After a career that started when he was in high school, Avera Flandreau hospital administrator Scott Hargens has left his position to take a job as the CEO at Select Medical in Sioux Falls.
Hargens, 35, had been with Avera for 19 years, starting in the Sioux Falls hospital’s food service area washing dishes and working at the grill while he was a student at O’Gorman High School. He rose through the ranks and most recently was the administrator for Avera in both Flandreau and Dell Rapids, where he worked for six years.
He starts in June at Select, which is a long-term acute care hospital that has about 100 employees and 24 beds. Hargens said he was recruited for the position by a college friend. Select, which is a hospital within a hospital, is located at Sanford in Sioux Falls and also works with Avera and Monument Health.
“I felt God called me to this new challenge,” he said last week before leaving Avera. Hargens takes with him a gratitude and fondness for his experiences at Avera and his work with the Sisters of the Catholic-based hospital.
In the interim until a new administrator is named, Flandreau and Dell Rapids locations will be managed by Bryan Breitling, administrator at Avera Hand County Hospital and Clinic in

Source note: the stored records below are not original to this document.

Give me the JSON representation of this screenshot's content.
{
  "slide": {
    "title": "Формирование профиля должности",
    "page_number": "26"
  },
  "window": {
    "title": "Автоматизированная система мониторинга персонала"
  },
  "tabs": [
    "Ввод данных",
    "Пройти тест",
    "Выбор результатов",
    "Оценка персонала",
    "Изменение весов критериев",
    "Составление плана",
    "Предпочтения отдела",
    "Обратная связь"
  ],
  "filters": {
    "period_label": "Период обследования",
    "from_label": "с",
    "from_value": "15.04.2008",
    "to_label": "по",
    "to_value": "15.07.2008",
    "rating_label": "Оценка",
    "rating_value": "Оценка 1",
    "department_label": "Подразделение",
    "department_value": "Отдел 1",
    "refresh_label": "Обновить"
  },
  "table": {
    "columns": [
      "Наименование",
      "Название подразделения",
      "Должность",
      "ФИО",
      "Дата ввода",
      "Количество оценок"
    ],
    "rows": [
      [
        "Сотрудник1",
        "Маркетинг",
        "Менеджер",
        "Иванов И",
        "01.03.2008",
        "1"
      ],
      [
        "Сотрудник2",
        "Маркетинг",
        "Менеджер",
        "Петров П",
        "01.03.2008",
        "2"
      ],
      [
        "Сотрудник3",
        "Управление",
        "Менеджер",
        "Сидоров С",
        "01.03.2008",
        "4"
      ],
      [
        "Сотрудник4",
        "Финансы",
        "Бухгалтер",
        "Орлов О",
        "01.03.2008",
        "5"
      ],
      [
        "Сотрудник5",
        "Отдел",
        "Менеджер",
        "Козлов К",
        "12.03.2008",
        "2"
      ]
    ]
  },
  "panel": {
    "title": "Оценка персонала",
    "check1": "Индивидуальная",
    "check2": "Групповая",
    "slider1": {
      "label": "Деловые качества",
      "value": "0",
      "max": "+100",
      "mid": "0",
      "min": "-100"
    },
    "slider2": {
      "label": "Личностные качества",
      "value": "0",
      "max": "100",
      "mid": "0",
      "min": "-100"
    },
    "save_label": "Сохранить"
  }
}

Miller and a regional administrator overseeing six critical access hospitals. Flandreau and Dell Rapids are in his region.
Breitling, 52, also has filled in as an interim administrator during other vacancies in the health system and is a state senator representing District 23. He said he will be in Flandreau one day a week.
Patients shouldn’t see changes in service during the interim, Breitling said. “We’ll be very consistent from a leadership standpoint for what Avera has been providing,” he said. “We are not looking at significant changes. We have a wonderful care team, great providers.”
Avera is in the transition process, but Breitling isn’t sure when Hargens’ position will be filled. In the meantime, Breitling will have a chance to get to know people in Flandreau, especially those within the health system.
“I just look forward to working with the facility here,” he said.
For Hargens, the biggest impact on his career in Flandreau was operating a health-care system during the roughest part of the pandemic last year.
“These are things we train for every day, praying they never come to fruition,” he said.
During the year of COVID-19 cases, hospitalizations, deaths and finally vaccinations, Hargens credits the hospital and clinic staff for their bravery and diligence, day after day, caring for patients and keeping things going even if they were one of only a few people in a department. “I’m just proud of how the staff responded.”
At this point, staff have fully vaccinated more than 2,000 people, he said. Hargens also worked with the Flandreau Santee Sioux Tribal Clinic in trying to cover and protect the entire community.
Hargens has been involved in the Flandreau Development Corporation and helped to start Moody County Cares, an organization that focuses on mental health in the community. When he took the administrator position here, he and his wife Larissa hadn’t started their family. Now, they are parents to Henley, 4; Hewitt, 3, and Haven, 1.
Mayor Dan Sutton said Hargens has been dedicated to Flandreau and engaged in serving the community. “He’s been so great,” he said.